The political impact of the pandemic has been hard to disentangle from other global and local factors. But the impression in 2020 has been of democracy slipping backwards in Africa. The depressing outcome of elections in Guinea, Tanzania and Cote d’Ivoire has been only partially counteracted by the opposition’s success in overturning a fraudulent election in Malawi, a robust election result in Ghana and a continuing, if fragile, political transition in Sudan. This month Uganda’s election looks likely to produce a familiar result, given the impediments thrown in the way of the increasingly popular opposition.

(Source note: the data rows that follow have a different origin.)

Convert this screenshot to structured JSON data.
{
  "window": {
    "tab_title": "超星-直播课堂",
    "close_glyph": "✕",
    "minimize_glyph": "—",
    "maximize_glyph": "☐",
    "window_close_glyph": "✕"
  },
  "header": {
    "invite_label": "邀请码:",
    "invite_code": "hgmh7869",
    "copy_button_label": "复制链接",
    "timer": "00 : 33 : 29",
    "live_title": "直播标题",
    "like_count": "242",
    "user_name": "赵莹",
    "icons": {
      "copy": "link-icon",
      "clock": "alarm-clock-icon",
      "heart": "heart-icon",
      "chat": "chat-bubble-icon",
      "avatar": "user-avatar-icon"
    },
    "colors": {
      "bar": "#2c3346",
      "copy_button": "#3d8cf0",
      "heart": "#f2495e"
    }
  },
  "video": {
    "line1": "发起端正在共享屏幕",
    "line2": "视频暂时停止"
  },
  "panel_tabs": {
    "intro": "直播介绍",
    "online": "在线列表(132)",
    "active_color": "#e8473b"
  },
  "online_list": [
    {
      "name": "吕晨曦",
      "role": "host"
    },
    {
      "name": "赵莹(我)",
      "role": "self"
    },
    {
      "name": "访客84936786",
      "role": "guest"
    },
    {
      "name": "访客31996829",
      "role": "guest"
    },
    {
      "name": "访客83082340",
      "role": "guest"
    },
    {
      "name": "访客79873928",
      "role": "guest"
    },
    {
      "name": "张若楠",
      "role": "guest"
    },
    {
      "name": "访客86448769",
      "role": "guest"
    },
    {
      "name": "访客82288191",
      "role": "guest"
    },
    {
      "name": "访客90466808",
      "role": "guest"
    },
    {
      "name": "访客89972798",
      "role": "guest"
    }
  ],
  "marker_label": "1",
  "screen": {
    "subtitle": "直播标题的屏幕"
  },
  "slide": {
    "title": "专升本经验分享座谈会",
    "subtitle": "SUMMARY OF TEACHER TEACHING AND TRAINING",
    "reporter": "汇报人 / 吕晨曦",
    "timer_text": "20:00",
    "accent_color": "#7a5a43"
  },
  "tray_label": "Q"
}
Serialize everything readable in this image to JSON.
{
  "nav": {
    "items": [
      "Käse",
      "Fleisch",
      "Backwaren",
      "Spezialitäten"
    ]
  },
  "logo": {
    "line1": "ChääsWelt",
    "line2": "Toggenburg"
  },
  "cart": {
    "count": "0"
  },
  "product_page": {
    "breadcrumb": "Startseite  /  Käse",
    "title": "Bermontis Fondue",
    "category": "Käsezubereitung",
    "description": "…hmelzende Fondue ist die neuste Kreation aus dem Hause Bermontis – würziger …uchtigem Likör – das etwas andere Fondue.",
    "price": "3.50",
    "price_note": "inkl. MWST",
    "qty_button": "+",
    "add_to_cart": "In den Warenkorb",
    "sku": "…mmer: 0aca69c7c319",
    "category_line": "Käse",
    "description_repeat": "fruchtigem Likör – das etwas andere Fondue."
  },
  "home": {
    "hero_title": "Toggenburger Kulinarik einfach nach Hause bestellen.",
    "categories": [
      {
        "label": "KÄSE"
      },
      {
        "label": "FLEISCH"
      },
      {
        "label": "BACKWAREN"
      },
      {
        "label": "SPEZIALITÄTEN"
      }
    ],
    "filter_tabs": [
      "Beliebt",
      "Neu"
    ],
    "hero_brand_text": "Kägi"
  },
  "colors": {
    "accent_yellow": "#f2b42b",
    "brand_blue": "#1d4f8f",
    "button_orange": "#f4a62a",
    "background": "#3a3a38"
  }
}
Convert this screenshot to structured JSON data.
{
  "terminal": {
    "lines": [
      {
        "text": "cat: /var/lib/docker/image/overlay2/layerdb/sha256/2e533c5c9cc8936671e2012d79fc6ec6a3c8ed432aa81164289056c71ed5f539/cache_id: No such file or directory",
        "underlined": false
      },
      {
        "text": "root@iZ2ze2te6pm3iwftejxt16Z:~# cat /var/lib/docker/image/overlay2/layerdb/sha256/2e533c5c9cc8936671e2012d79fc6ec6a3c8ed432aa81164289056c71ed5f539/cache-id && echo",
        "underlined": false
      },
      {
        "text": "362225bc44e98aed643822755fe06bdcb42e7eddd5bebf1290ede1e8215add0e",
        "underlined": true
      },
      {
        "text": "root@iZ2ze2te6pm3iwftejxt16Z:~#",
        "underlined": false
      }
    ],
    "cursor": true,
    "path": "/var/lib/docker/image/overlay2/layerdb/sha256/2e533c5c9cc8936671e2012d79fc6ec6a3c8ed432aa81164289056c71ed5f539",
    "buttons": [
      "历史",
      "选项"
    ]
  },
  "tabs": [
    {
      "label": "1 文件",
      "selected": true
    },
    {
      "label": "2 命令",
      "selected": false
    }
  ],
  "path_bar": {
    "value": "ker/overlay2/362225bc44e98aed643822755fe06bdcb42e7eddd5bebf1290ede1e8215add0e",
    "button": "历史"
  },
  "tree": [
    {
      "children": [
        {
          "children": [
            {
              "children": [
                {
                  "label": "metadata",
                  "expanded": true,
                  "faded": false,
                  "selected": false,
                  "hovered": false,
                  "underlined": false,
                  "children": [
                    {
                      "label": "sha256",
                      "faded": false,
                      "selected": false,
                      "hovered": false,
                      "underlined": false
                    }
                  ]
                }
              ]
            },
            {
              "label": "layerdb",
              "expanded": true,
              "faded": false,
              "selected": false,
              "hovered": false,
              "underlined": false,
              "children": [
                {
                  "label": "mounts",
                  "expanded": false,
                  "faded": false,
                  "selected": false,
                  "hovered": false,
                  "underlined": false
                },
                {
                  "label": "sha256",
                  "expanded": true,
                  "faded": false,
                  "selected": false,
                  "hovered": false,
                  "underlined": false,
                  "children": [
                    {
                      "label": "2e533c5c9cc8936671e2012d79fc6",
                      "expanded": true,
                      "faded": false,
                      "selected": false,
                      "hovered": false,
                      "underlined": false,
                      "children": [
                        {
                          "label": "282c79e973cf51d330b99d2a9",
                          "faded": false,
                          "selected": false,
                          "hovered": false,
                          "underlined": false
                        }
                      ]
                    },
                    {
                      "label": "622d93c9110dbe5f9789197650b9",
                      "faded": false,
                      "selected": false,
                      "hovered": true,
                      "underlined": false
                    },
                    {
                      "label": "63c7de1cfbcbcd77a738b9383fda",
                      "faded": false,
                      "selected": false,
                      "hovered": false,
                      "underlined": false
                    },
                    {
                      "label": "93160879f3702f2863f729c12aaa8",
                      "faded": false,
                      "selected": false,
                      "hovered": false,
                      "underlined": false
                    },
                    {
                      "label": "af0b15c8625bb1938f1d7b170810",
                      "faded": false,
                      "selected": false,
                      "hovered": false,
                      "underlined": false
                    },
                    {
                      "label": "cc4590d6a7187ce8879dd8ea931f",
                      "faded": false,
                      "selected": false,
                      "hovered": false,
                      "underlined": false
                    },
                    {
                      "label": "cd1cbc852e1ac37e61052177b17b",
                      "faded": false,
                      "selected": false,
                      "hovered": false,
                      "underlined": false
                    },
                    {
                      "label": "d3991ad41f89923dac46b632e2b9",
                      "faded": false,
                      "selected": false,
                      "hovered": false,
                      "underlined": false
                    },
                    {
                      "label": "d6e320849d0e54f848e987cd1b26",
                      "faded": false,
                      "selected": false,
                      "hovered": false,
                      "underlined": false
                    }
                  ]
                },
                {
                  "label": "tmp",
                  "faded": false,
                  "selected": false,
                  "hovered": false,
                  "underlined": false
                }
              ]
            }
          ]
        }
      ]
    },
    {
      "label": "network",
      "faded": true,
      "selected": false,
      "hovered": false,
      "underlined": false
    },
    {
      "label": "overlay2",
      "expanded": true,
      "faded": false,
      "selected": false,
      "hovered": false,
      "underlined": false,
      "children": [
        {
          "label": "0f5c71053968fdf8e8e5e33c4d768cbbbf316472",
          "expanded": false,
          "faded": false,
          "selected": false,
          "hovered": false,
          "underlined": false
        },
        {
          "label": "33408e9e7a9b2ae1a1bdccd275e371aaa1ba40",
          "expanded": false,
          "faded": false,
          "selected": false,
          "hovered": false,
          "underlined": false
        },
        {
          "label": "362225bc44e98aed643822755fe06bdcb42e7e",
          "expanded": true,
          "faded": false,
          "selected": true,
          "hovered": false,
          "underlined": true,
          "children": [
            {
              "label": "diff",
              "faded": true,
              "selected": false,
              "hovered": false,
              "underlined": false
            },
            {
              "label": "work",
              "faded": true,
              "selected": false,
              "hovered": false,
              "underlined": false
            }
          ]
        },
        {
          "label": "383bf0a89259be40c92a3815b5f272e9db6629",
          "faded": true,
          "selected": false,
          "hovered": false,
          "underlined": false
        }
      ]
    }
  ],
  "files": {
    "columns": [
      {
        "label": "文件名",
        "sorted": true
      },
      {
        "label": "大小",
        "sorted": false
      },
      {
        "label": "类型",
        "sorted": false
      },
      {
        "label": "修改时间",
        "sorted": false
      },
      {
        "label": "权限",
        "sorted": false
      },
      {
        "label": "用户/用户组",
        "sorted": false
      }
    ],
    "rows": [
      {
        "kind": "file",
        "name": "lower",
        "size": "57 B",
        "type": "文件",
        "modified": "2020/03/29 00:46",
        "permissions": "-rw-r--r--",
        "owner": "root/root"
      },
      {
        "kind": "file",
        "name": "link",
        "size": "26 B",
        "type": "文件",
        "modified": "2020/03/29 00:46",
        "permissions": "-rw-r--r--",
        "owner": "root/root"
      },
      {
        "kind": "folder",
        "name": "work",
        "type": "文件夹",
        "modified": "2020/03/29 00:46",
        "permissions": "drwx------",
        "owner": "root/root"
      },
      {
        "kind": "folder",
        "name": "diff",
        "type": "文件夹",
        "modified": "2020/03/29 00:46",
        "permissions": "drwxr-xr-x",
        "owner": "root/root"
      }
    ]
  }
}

Uganda highlights the growing divergence between ageing autocracies and decaying democracies on the one hand, and those countries with more vibrant and transparent political traditions on the other. The model of ‘directed development’ that has been strongly advocated by China has taken a knock in Ethiopia, where the government failed to manage regional divergences and has resorted to force to settle differences with the Tigrayans. This has gravely damaged Ethiopia’s economic development and international reputation, and put regional stability at risk. There is a risk that the elections now set for June will see both more disturbances and tougher repression in the country. A raft of elections elsewhere on the continent – from Chad, Benin and Congo-Brazzaville to Somalia, Djibouti, The Gambia and Zambia – will test where each country is on the spectrum. Niger’s Presidential elections in February should at least have a peaceful outcome, but the Sahel region as a whole is facing widespread jihadist insurgency that increasingly challenges all forms of government. Mozambique too is finding such an insurgency in Cabo Delgado very hard to manage, and much of southern Africa (Malawi apart) looks stuck in the doldrums, though President Ramaphosa and Finance Minister Tito Mboweni continue to press forward with tough reforms in South Africa.
Nigeria does not have elections. But if the mobilisation of young people that has been seen in the ENDSARS movement there, and in the scale of support for Bobi Wine in Uganda, gathers impetus in other countries, the many millions of unemployed young people across Africa may begin to feel they no longer want to wait for things to improve, but will make them improve. In 2020, many oppositions subsided or were beaten back. They may prove less easy to subdue as time goes on.
Despite the economic problems and political strains, it is striking that some of Africa’s new partners – China, Turkey and the Gulf countries – are increasing their engagement, even if not always to Africa’s benefit. The EU remains publicly committed to a deep partnership, with the EU-Africa Summit still to be held in the first half of this year; and under Biden it is likely the US will return to Africa after ignoring it under Trump.
But in the UK, following the disruption of Brexit, the distraction of Covid and the drastic cut in overseas aid (much of which went to Africa), there is real concern that the continent will be neglected once more. Real actions, not just words, are needed to dispel such worries.
Nick Westcott is the director of the Royal African Society.